*Exercise prompt*. For the entries below, say how many lines hold the word "true", with the number as the only reply.

App and web page records
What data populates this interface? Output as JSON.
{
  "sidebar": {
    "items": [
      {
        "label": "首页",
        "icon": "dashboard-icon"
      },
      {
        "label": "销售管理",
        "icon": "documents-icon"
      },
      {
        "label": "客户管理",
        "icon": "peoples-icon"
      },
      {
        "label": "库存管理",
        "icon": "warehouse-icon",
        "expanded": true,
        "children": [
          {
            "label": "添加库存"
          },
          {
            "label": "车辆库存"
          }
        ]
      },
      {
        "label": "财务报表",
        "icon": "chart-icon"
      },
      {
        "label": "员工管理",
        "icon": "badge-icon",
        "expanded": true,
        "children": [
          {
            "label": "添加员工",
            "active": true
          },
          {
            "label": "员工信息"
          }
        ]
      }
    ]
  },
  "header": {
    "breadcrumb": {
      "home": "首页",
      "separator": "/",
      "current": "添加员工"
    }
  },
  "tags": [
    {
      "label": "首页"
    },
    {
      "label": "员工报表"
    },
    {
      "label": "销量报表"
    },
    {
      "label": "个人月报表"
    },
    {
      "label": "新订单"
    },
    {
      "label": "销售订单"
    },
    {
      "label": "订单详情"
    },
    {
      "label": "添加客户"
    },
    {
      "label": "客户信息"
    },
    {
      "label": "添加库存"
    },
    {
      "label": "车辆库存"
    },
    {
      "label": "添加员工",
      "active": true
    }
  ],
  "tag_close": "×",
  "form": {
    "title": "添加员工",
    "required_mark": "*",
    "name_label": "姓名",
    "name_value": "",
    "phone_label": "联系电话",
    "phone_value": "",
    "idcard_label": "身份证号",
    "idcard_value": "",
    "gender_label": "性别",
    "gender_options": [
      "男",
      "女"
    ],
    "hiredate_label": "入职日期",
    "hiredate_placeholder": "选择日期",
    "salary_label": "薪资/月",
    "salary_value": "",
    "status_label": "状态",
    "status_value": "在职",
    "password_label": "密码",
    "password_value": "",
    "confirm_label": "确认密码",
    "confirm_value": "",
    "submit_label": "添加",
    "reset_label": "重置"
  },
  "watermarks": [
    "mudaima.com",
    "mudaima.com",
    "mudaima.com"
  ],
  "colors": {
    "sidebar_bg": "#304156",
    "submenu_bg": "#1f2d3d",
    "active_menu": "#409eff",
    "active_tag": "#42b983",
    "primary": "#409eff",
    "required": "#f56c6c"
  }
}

*Problem solution*. 4